well, for those of us excited by ideas but getting lost in the math sometimes, and forgetting the magic of possibility and thinking of ways to redefine where we are and how we identify ourselves, all this was a much-needed motivational shot in the arm. at least until the midterm grades come back.

Tuesday, November 17, 2009

"all that the rain promises"

i'm not a good sleeper. i often spend a large portion of my nighttime awake. lately it's usually a cat or a kid inside, or a screeching raccoon fight outside, that wakes me up. once awake, there are then a million things that can keep me awake: hooting owls, random thoughts, the rain and wind.

last night, trying to get to sleep at about 1 am, all i could hear was the sound of the pouring rain. it had been pouring steadily for hours. once i focused solely on that sound, i was suddenly overcome with an extreme feeling of peace and contentment. i'm so happy we don't live in the middle of an apartment building; it is the unique patter of heavy, solid rain on the roof above and broad green leaves - like the large rhododendron outside my bedroom window - that is the sound i remember from my childhood. rain is never far from a northwesterner, from anything we write or talk about; and suddenly a phrase popped into my head, clearly connected in some way to something literary: "all that the rain promises". what was it from? it's not from the usual rain-soaked PNW literary oeuvre ("The Good Rain", by Egan; "It Rains All The Time" by Laskin; etc etc). finally i remembered: it's nothing more nor less than the title of a mushroom identification book by everyone's favorite wacky mycologist, david arora.

still, i love that phrase. it seems somehow so meditative and evocative and hopeful. it kept running through my head last night (this morning), resonating something deep inside. all that the rain promises. all that the rain promises. what does the rain promise (apart from mushrooms)? why do i love it so much?

to me, it promises green, growing, living things; it promises the need for a hot cup of coffee and fires in fireplaces; it promises books to read and a repetitive sound to lull me to sleep; it promises flowers and trees and yes, mushrooms, streams and fish; it promises a slowing down, a rest, a family pulled together for the fall, winter and spring.
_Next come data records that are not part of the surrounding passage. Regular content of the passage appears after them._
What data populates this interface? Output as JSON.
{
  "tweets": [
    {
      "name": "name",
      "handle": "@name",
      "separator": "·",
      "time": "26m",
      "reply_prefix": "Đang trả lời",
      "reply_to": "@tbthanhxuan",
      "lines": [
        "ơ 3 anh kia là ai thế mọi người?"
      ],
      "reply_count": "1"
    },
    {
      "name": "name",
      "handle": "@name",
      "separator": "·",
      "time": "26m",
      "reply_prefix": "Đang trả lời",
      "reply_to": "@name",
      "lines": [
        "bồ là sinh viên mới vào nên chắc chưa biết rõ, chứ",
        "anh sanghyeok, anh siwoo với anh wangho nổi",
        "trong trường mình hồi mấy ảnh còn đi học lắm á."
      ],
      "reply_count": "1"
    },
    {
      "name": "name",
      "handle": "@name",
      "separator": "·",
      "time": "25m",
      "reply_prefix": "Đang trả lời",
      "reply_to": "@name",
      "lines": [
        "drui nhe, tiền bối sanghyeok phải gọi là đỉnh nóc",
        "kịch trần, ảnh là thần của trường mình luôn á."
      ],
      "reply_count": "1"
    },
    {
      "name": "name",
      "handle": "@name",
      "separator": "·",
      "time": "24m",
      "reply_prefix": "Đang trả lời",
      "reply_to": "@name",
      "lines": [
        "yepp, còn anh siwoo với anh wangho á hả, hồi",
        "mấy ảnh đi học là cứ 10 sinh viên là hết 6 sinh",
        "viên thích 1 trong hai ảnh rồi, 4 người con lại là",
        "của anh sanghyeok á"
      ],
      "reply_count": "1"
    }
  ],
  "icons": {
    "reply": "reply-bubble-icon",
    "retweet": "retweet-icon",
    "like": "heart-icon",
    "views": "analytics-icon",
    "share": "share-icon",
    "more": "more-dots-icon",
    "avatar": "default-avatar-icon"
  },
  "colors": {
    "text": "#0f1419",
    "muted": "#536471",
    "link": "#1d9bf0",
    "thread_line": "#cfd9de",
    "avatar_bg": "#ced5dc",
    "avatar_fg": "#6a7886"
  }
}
what does the rain promise to you?

Friday, November 13, 2009

in the interest of time

let's face it, loyal (15) readers, this going-back-to-school thing is kicking my ass, no two ways about it.

i have several posts in line but can't seem to find the time to complete anything these days, not even simple knitting projects.

but just to keep y'all interested, i'm going to take a moment to promote a blog i stumbled across and love:

i don't know how this guy can do it - or exactly what it is - but it's almost invariably great. be sure and check out the recent post on everyone's favorite governator and an uncanny coincidence in a letter he wrote...

and especially, if you look at nothing else, read this enormously clever look at regional speak via word clouds from internet-harvested blogs and social sites, comparing the relative frequencies of words used in the northeast as compared to the south...

there, now you have something to read this long afternoon. enjoy! i'll be back soon to promote the blogs that i love that are actually produced by people i love. how fabulous that is!